Extracted records:
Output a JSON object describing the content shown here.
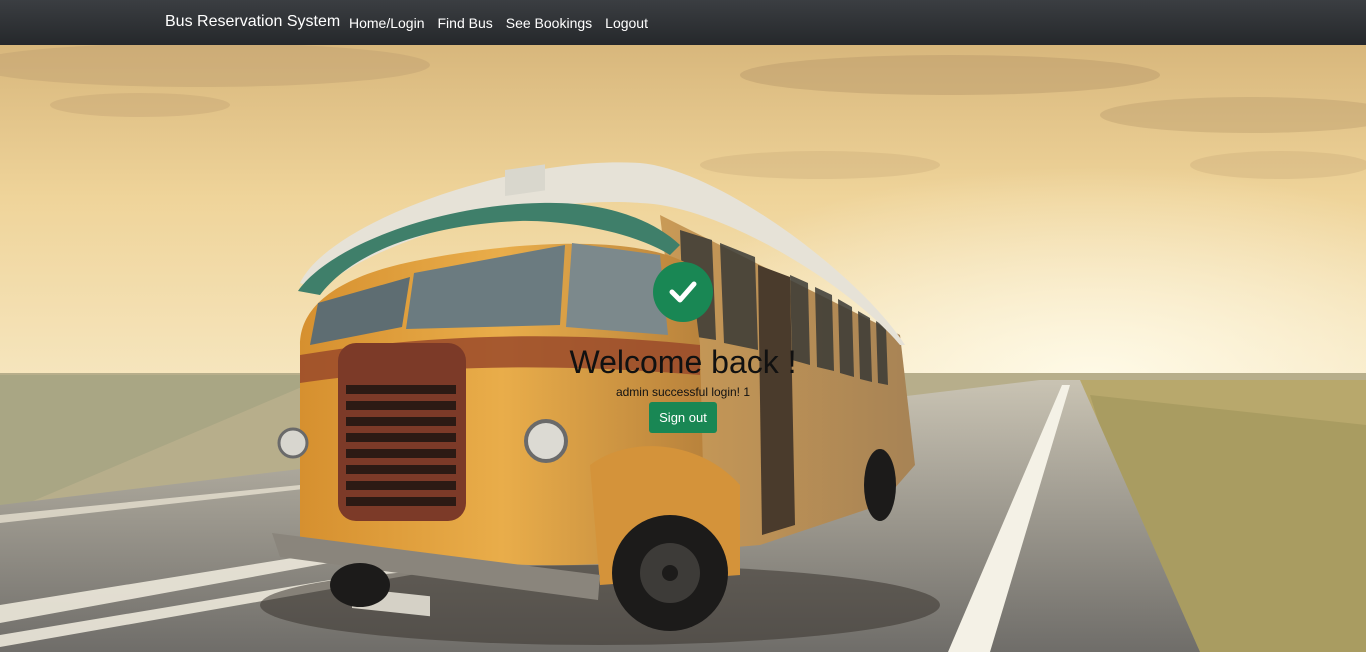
{
  "navbar": {
    "brand": "Bus Reservation System",
    "links": [
      {
        "label": "Home/Login"
      },
      {
        "label": "Find Bus"
      },
      {
        "label": "See Bookings"
      },
      {
        "label": "Logout"
      }
    ]
  },
  "welcome": {
    "icon": "check-circle-icon",
    "title": "Welcome back !",
    "message": "admin successful login! 1",
    "signout_label": "Sign out"
  },
  "colors": {
    "navbar": "#2f3236",
    "success": "#198754",
    "bus_body": "#e0a23c",
    "sky": "#f2d79a"
  }
}
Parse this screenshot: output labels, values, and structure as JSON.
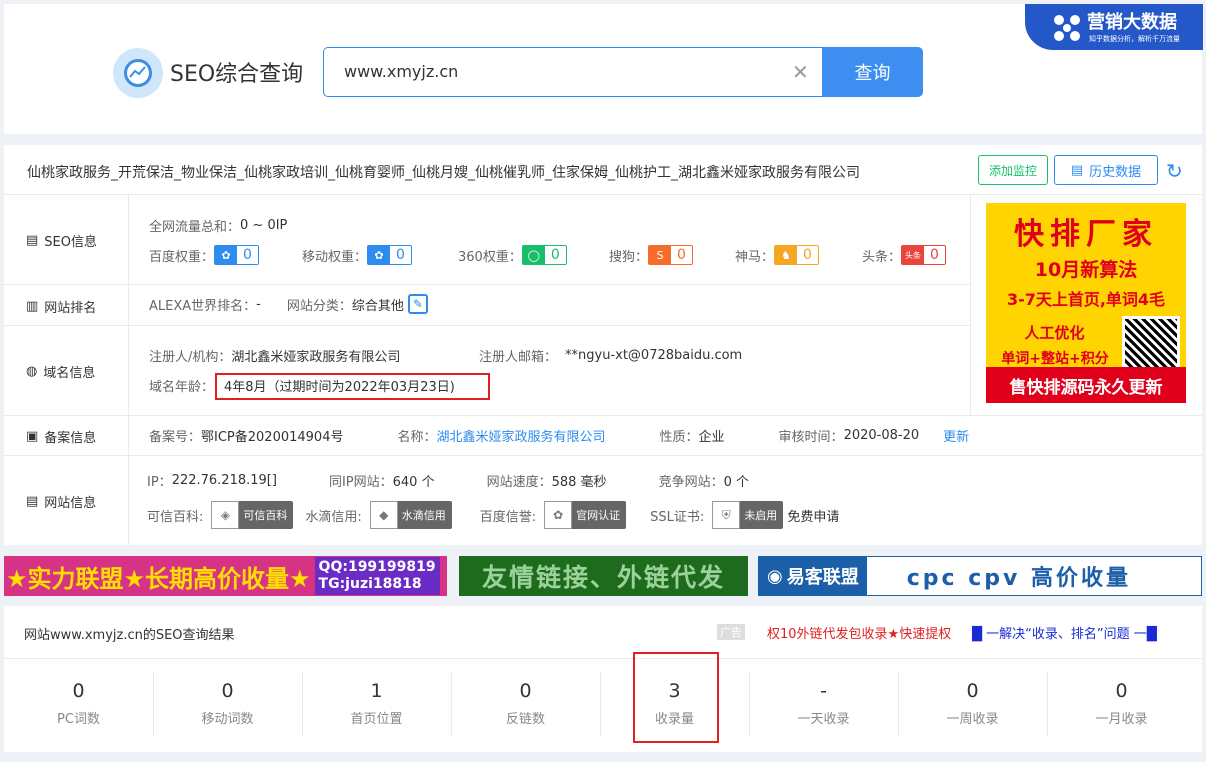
{
  "header": {
    "title": "SEO综合查询",
    "search_value": "www.xmyjz.cn",
    "search_button": "查询",
    "brand": "营销大数据",
    "brand_sub": "知乎数据分析，解析千万流量"
  },
  "site": {
    "title": "仙桃家政服务_开荒保洁_物业保洁_仙桃家政培训_仙桃育婴师_仙桃月嫂_仙桃催乳师_住家保姆_仙桃护工_湖北鑫米娅家政服务有限公司",
    "add_monitor": "添加监控",
    "history": "历史数据"
  },
  "seo_info": {
    "label": "SEO信息",
    "traffic_label": "全网流量总和：",
    "traffic_value": "0 ~ 0IP",
    "weights": [
      {
        "name": "百度权重：",
        "value": "0",
        "color": "#2d8cf0"
      },
      {
        "name": "移动权重：",
        "value": "0",
        "color": "#2d8cf0"
      },
      {
        "name": "360权重：",
        "value": "0",
        "color": "#19be6b"
      },
      {
        "name": "搜狗：",
        "value": "0",
        "color": "#f56c2d"
      },
      {
        "name": "神马：",
        "value": "0",
        "color": "#f5a623"
      },
      {
        "name": "头条：",
        "value": "0",
        "color": "#e8463c"
      }
    ]
  },
  "ranking": {
    "label": "网站排名",
    "alexa_label": "ALEXA世界排名：",
    "alexa_value": "-",
    "category_label": "网站分类：",
    "category_value": "综合其他"
  },
  "domain": {
    "label": "域名信息",
    "registrant_label": "注册人/机构：",
    "registrant_value": "湖北鑫米娅家政服务有限公司",
    "email_label": "注册人邮箱：",
    "email_value": "**ngyu-xt@0728baidu.com",
    "age_label": "域名年龄：",
    "age_value": "4年8月（过期时间为2022年03月23日)"
  },
  "icp": {
    "label": "备案信息",
    "no_label": "备案号：",
    "no_value": "鄂ICP备2020014904号",
    "name_label": "名称：",
    "name_value": "湖北鑫米娅家政服务有限公司",
    "type_label": "性质：",
    "type_value": "企业",
    "date_label": "审核时间：",
    "date_value": "2020-08-20",
    "update": "更新"
  },
  "website": {
    "label": "网站信息",
    "ip_label": "IP：",
    "ip_value": "222.76.218.19[]",
    "sameip_label": "同IP网站：",
    "sameip_value": "640 个",
    "speed_label": "网站速度：",
    "speed_value": "588 毫秒",
    "compete_label": "竞争网站：",
    "compete_value": "0 个",
    "kexin_label": "可信百科:",
    "kexin_badge": "可信百科",
    "shuidi_label": "水滴信用:",
    "shuidi_badge": "水滴信用",
    "baidu_label": "百度信誉:",
    "baidu_badge": "官网认证",
    "ssl_label": "SSL证书:",
    "ssl_badge": "未启用",
    "free_apply": "免费申请"
  },
  "ad_right": {
    "l1": "快排厂家",
    "l2": "10月新算法",
    "l3": "3-7天上首页,单词4毛",
    "l4": "人工优化",
    "l5": "单词+整站+积分",
    "l6": "售快排源码永久更新"
  },
  "banners": {
    "b1": "★实力联盟★长期高价收量★",
    "b1_qq": "QQ:199199819",
    "b1_tg": "TG:juzi18818",
    "b2": "友情链接、外链代发",
    "b3_brand": "易客联盟",
    "b3_text": "cpc cpv  高价收量"
  },
  "results": {
    "title": "网站www.xmyjz.cn的SEO查询结果",
    "ad": "广告",
    "link1": "权10外链代发包收录★快速提权",
    "link2": "█ 一解决“收录、排名”问题 一█",
    "stats": [
      {
        "value": "0",
        "label": "PC词数"
      },
      {
        "value": "0",
        "label": "移动词数"
      },
      {
        "value": "1",
        "label": "首页位置"
      },
      {
        "value": "0",
        "label": "反链数"
      },
      {
        "value": "3",
        "label": "收录量"
      },
      {
        "value": "-",
        "label": "一天收录"
      },
      {
        "value": "0",
        "label": "一周收录"
      },
      {
        "value": "0",
        "label": "一月收录"
      }
    ]
  }
}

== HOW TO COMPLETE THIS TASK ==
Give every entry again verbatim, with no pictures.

== YOUR SOLUTION ==
Output a JSON object describing the content shown here.
{
  "navbar": {
    "brand": "Bus Reservation System",
    "links": [
      {
        "label": "Home/Login"
      },
      {
        "label": "Find Bus"
      },
      {
        "label": "See Bookings"
      },
      {
        "label": "Logout"
      }
    ]
  },
  "welcome": {
    "icon": "check-circle-icon",
    "title": "Welcome back !",
    "message": "admin successful login! 1",
    "signout_label": "Sign out"
  },
  "colors": {
    "navbar": "#2f3236",
    "success": "#198754",
    "bus_body": "#e0a23c",
    "sky": "#f2d79a"
  }
}
Parse this screenshot: output labels, values, and structure as JSON.
{
  "header": {
    "title": "SEO综合查询",
    "search_value": "www.xmyjz.cn",
    "search_button": "查询",
    "brand": "营销大数据",
    "brand_sub": "知乎数据分析，解析千万流量"
  },
  "site": {
    "title": "仙桃家政服务_开荒保洁_物业保洁_仙桃家政培训_仙桃育婴师_仙桃月嫂_仙桃催乳师_住家保姆_仙桃护工_湖北鑫米娅家政服务有限公司",
    "add_monitor": "添加监控",
    "history": "历史数据"
  },
  "seo_info": {
    "label": "SEO信息",
    "traffic_label": "全网流量总和：",
    "traffic_value": "0 ~ 0IP",
    "weights": [
      {
        "name": "百度权重：",
        "value": "0",
        "color": "#2d8cf0"
      },
      {
        "name": "移动权重：",
        "value": "0",
        "color": "#2d8cf0"
      },
      {
        "name": "360权重：",
        "value": "0",
        "color": "#19be6b"
      },
      {
        "name": "搜狗：",
        "value": "0",
        "color": "#f56c2d"
      },
      {
        "name": "神马：",
        "value": "0",
        "color": "#f5a623"
      },
      {
        "name": "头条：",
        "value": "0",
        "color": "#e8463c"
      }
    ]
  },
  "ranking": {
    "label": "网站排名",
    "alexa_label": "ALEXA世界排名：",
    "alexa_value": "-",
    "category_label": "网站分类：",
    "category_value": "综合其他"
  },
  "domain": {
    "label": "域名信息",
    "registrant_label": "注册人/机构：",
    "registrant_value": "湖北鑫米娅家政服务有限公司",
    "email_label": "注册人邮箱：",
    "email_value": "**ngyu-xt@0728baidu.com",
    "age_label": "域名年龄：",
    "age_value": "4年8月（过期时间为2022年03月23日)"
  },
  "icp": {
    "label": "备案信息",
    "no_label": "备案号：",
    "no_value": "鄂ICP备2020014904号",
    "name_label": "名称：",
    "name_value": "湖北鑫米娅家政服务有限公司",
    "type_label": "性质：",
    "type_value": "企业",
    "date_label": "审核时间：",
    "date_value": "2020-08-20",
    "update": "更新"
  },
  "website": {
    "label": "网站信息",
    "ip_label": "IP：",
    "ip_value": "222.76.218.19[]",
    "sameip_label": "同IP网站：",
    "sameip_value": "640 个",
    "speed_label": "网站速度：",
    "speed_value": "588 毫秒",
    "compete_label": "竞争网站：",
    "compete_value": "0 个",
    "kexin_label": "可信百科:",
    "kexin_badge": "可信百科",
    "shuidi_label": "水滴信用:",
    "shuidi_badge": "水滴信用",
    "baidu_label": "百度信誉:",
    "baidu_badge": "官网认证",
    "ssl_label": "SSL证书:",
    "ssl_badge": "未启用",
    "free_apply": "免费申请"
  },
  "ad_right": {
    "l1": "快排厂家",
    "l2": "10月新算法",
    "l3": "3-7天上首页,单词4毛",
    "l4": "人工优化",
    "l5": "单词+整站+积分",
    "l6": "售快排源码永久更新"
  },
  "banners": {
    "b1": "★实力联盟★长期高价收量★",
    "b1_qq": "QQ:199199819",
    "b1_tg": "TG:juzi18818",
    "b2": "友情链接、外链代发",
    "b3_brand": "易客联盟",
    "b3_text": "cpc cpv  高价收量"
  },
  "results": {
    "title": "网站www.xmyjz.cn的SEO查询结果",
    "ad": "广告",
    "link1": "权10外链代发包收录★快速提权",
    "link2": "█ 一解决“收录、排名”问题 一█",
    "stats": [
      {
        "value": "0",
        "label": "PC词数"
      },
      {
        "value": "0",
        "label": "移动词数"
      },
      {
        "value": "1",
        "label": "首页位置"
      },
      {
        "value": "0",
        "label": "反链数"
      },
      {
        "value": "3",
        "label": "收录量"
      },
      {
        "value": "-",
        "label": "一天收录"
      },
      {
        "value": "0",
        "label": "一周收录"
      },
      {
        "value": "0",
        "label": "一月收录"
      }
    ]
  }
}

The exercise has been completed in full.